Ovarian Cancer Incidence in the U.S. and Toxic Emissions from Pulp and Paper Plants: A Geospatial Analysis

Carol Hanchette 1,+, Charlie H. Zhang and Gary G. Schwartz
Department of Geography and Geosciences, University of Louisville, 2301 S 3rd Street, Louisville,KY 40292-0001, USA
Department of Population Health, School of Medicine & Health Sciences, University of North Dakota, 1301 N Columbia Rd., Stop 9037, Grand Forks, ND 58202-9037, USA; gary.schwartz at med.und.edu
* Correspondence: c.zhang at louisville.edu; Tel.: +1-502-852-2695 + Deceased.


Unclear if pulp mill pollution, by itself, is a higher or lower risk factor than Vitamin D
Unclear if the problem is air vs water pollution
It is well known, however, that pollution, toxic materials, smoking, etc. decrease levels of Vitamin D

Air Pollution

Omega-3 also helps

Comment by the founder of VitaminDWiki
I live near a pulp plant and I keep indoors when the wind is blowing in the "wrong" direction
I suspect air, not water, pollution is associated with poorer health - of many many kinds

 Download the PDF from ResearchGate via VitaminDWiki

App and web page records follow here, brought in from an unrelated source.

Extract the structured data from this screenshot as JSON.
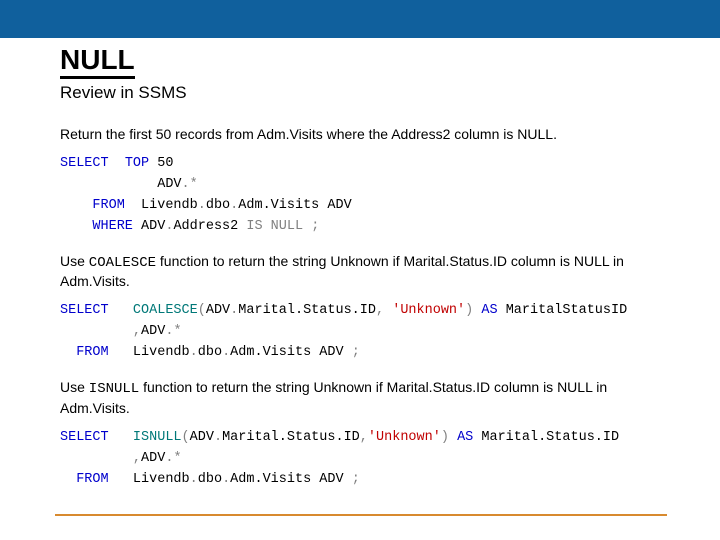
{
  "header": {
    "title": "NULL",
    "subtitle": "Review in SSMS"
  },
  "sections": [
    {
      "instruction": "Return the first 50 records from Adm.Visits where the Address2 column is NULL."
    },
    {
      "instruction_pre": "Use ",
      "func": "COALESCE",
      "instruction_post": " function to return the string Unknown if Marital.Status.ID column is NULL in Adm.Visits."
    },
    {
      "instruction_pre": "Use ",
      "func": "ISNULL",
      "instruction_post": " function to return the string Unknown if Marital.Status.ID column is NULL in Adm.Visits."
    }
  ],
  "sql": {
    "q1": {
      "select": "SELECT",
      "top": "TOP",
      "topn": "50",
      "alias": "ADV",
      "dot": ".",
      "star": "*",
      "from": "FROM",
      "db": "Livendb",
      "schema": "dbo",
      "table": "Adm.Visits",
      "where": "WHERE",
      "col": "Address2",
      "isnull": "IS NULL",
      "semi": ";"
    },
    "q2": {
      "select": "SELECT",
      "fn": "COALESCE",
      "lp": "(",
      "rp": ")",
      "alias": "ADV",
      "dot": ".",
      "col": "Marital.Status.ID",
      "comma": ",",
      "quote": "'",
      "unk": "Unknown",
      "as": "AS",
      "ascol": "MaritalStatusID",
      "star": "*",
      "from": "FROM",
      "db": "Livendb",
      "schema": "dbo",
      "table": "Adm.Visits",
      "semi": ";"
    },
    "q3": {
      "select": "SELECT",
      "fn": "ISNULL",
      "lp": "(",
      "rp": ")",
      "alias": "ADV",
      "dot": ".",
      "col": "Marital.Status.ID",
      "comma": ",",
      "quote": "'",
      "unk": "Unknown",
      "as": "AS",
      "ascol": "Marital.Status.ID",
      "star": "*",
      "from": "FROM",
      "db": "Livendb",
      "schema": "dbo",
      "table": "Adm.Visits",
      "semi": ";"
    }
  }
}
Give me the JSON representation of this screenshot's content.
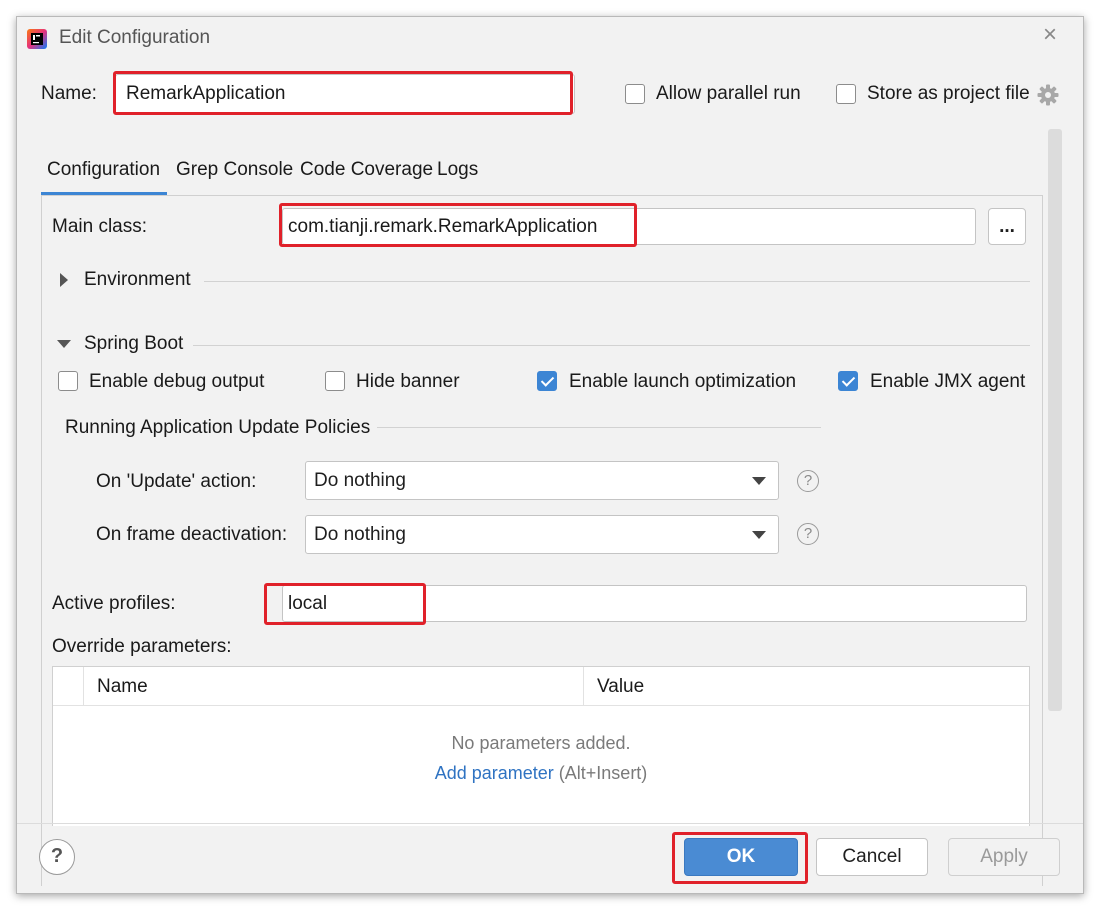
{
  "window": {
    "title": "Edit Configuration",
    "close_glyph": "×"
  },
  "name_row": {
    "label": "Name:",
    "value": "RemarkApplication"
  },
  "options": {
    "allow_parallel_run": "Allow parallel run",
    "store_as_project_file": "Store as project file"
  },
  "tabs": [
    {
      "label": "Configuration",
      "active": true
    },
    {
      "label": "Grep Console"
    },
    {
      "label": "Code Coverage"
    },
    {
      "label": "Logs"
    }
  ],
  "main_class": {
    "label": "Main class:",
    "value": "com.tianji.remark.RemarkApplication",
    "browse_label": "..."
  },
  "environment": {
    "label": "Environment"
  },
  "spring_boot": {
    "label": "Spring Boot",
    "enable_debug_output": "Enable debug output",
    "hide_banner": "Hide banner",
    "enable_launch_optimization": "Enable launch optimization",
    "enable_jmx_agent": "Enable JMX agent",
    "checkbox_states": {
      "debug": false,
      "hide_banner": false,
      "launch_opt": true,
      "jmx": true
    }
  },
  "update_policies": {
    "title": "Running Application Update Policies",
    "on_update_label": "On 'Update' action:",
    "on_update_value": "Do nothing",
    "on_frame_label": "On frame deactivation:",
    "on_frame_value": "Do nothing",
    "help_glyph": "?"
  },
  "active_profiles": {
    "label": "Active profiles:",
    "value": "local"
  },
  "override": {
    "label": "Override parameters:",
    "columns": [
      "Name",
      "Value"
    ],
    "empty_text": "No parameters added.",
    "add_link": "Add parameter",
    "add_shortcut": "(Alt+Insert)"
  },
  "footer": {
    "help_glyph": "?",
    "ok": "OK",
    "cancel": "Cancel",
    "apply": "Apply"
  },
  "colors": {
    "accent": "#3c85d4",
    "highlight": "#e0212a",
    "link": "#2f73c2"
  }
}
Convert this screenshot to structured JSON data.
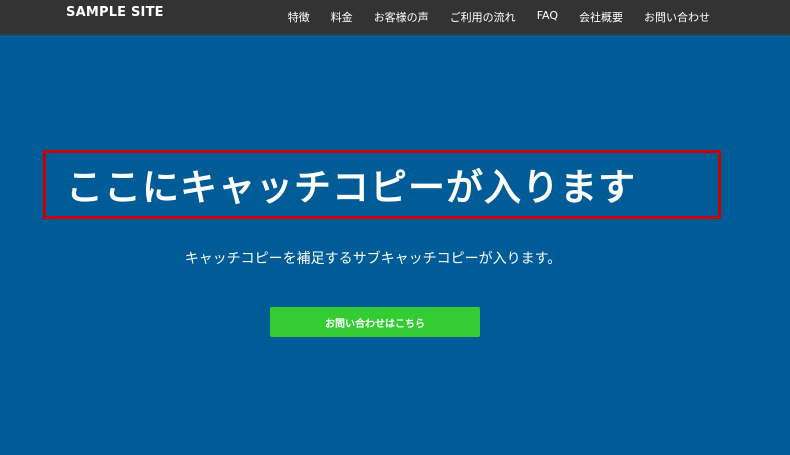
{
  "header": {
    "logo": "SAMPLE SITE",
    "nav": [
      "特徴",
      "料金",
      "お客様の声",
      "ご利用の流れ",
      "FAQ",
      "会社概要",
      "お問い合わせ"
    ]
  },
  "hero": {
    "catch_copy": "ここにキャッチコピーが入ります",
    "sub_copy": "キャッチコピーを補足するサブキャッチコピーが入ります。",
    "cta_label": "お問い合わせはこちら"
  },
  "colors": {
    "header_bg": "#333333",
    "hero_bg": "#005c97",
    "cta_bg": "#33cc33",
    "highlight_border": "#cc0000"
  }
}
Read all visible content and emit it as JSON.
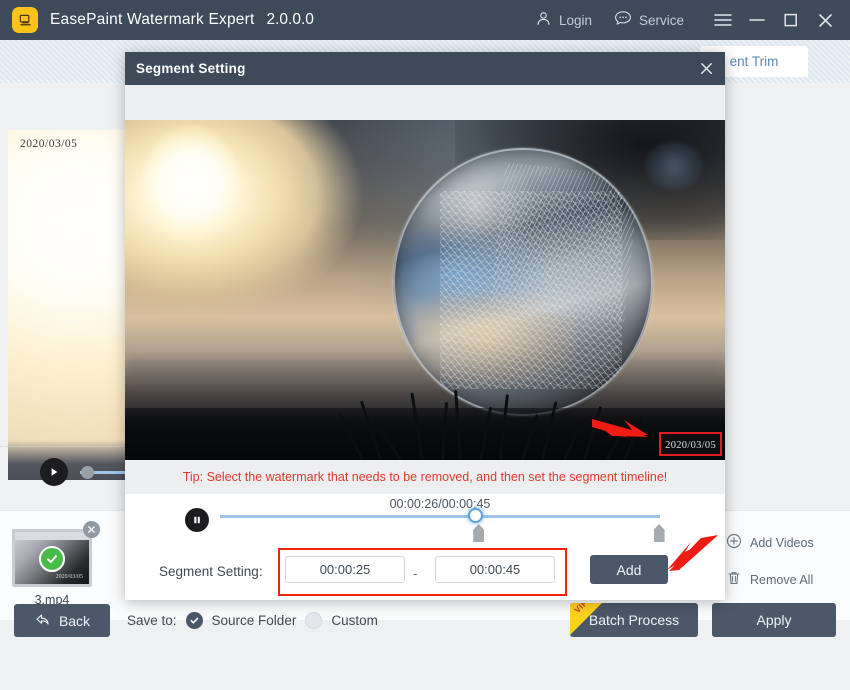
{
  "app": {
    "title": "EasePaint Watermark Expert",
    "version": "2.0.0.0",
    "logo_icon": "watermark-app-icon",
    "login_label": "Login",
    "login_icon": "user-icon",
    "service_label": "Service",
    "service_icon": "chat-bubble-icon",
    "menu_icon": "hamburger-menu-icon",
    "minimize_icon": "minimize-icon",
    "maximize_icon": "maximize-icon",
    "close_icon": "close-icon"
  },
  "background": {
    "tab_label": "ent Trim",
    "preview_watermark": "2020/03/05",
    "play_icon": "play-icon"
  },
  "filestrip": {
    "file_name": "3.mp4",
    "check_icon": "check-icon",
    "remove_icon": "close-icon",
    "thumb_watermark": "2020/03/05",
    "add_videos_label": "Add Videos",
    "add_videos_icon": "plus-circle-icon",
    "remove_all_label": "Remove All",
    "remove_all_icon": "trash-icon"
  },
  "bottom": {
    "back_label": "Back",
    "back_icon": "back-arrow-icon",
    "save_to_label": "Save to:",
    "source_folder_label": "Source Folder",
    "custom_label": "Custom",
    "batch_label": "Batch Process",
    "vip_badge": "VIP",
    "apply_label": "Apply"
  },
  "dialog": {
    "title": "Segment Setting",
    "close_icon": "close-icon",
    "video_watermark": "2020/03/05",
    "watermark_arrow_icon": "red-arrow-icon",
    "tip": "Tip: Select the watermark that needs to be removed, and then set the segment timeline!",
    "pause_icon": "pause-icon",
    "time_display": "00:00:26/00:00:45",
    "segment_label": "Segment Setting:",
    "start_time": "00:00:25",
    "end_time": "00:00:45",
    "range_separator": "-",
    "add_label": "Add",
    "add_arrow_icon": "red-arrow-icon"
  },
  "colors": {
    "titlebar": "#3c4a5a",
    "accent_button": "#4a586a",
    "tip_red": "#e23a2e",
    "highlight_red": "#ee2211",
    "track_blue": "#9ec5e8",
    "playhead_blue": "#5aa5e0",
    "vip_yellow": "#ffd21e",
    "logo_yellow": "#fbc21a",
    "check_green": "#49bb4a"
  },
  "timeline": {
    "playhead_percent": 58,
    "trim_start_percent": 58,
    "trim_end_percent": 99
  }
}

Ovarian cancer is the fifth leading cause of female cancer mortality in the U.S. and accounts for five percent of all cancer deaths among women. No environmental risk factors for ovarian cancer have been confirmed. We previously reported that ovarian cancer incidence rates at the state level were significantly correlated with the extent of pulp and paper manufacturing. We evaluated that association using county-level data and advanced geospatial methods. Specifically, we investigated the relationship of spatial patterns of ovarian cancer incidence rates with toxic emissions from pulp and paper facilities using data from the Environmental Protection Agency's Toxic Release Inventory (TRI). Geospatial analysis identified clusters of counties with high ovarian cancer incidence rates in south-central Iowa, Wisconsin, New York, Pennsylvania, Alabama, and Georgia. A bivariate local indicator of spatial autocorrelation (LISA) analysis confirmed that counties with high ovarian cancer rates were associated with counties with large numbers of pulp and paper mills. Regression analysis of state level data indicated a positive correlation between ovarian cancer and water pollutant emissions. A similar relationship was identified from the analysis of county-level data. These data support a possible role of water-borne pollutants from pulp and paper mills in the etiology of ovarian cancer.

Created by admin. Last Modification: Thursday August 2, 2018 00:36:47 GMT-0000 by admin. (Version 7)

Attached files

ID Name Comment Uploaded Size Downloads
10273 Ovarian and mill.jpg admin 02 Aug, 2018 79.17 Kb 763
10272 Ovarian mill.jpg admin 02 Aug, 2018 57.18 Kb 861
10271 188-Ovarian cancer pulp mills US Hanchette, Schwartz.pdf admin 02 Aug, 2018 3.33 Mb 708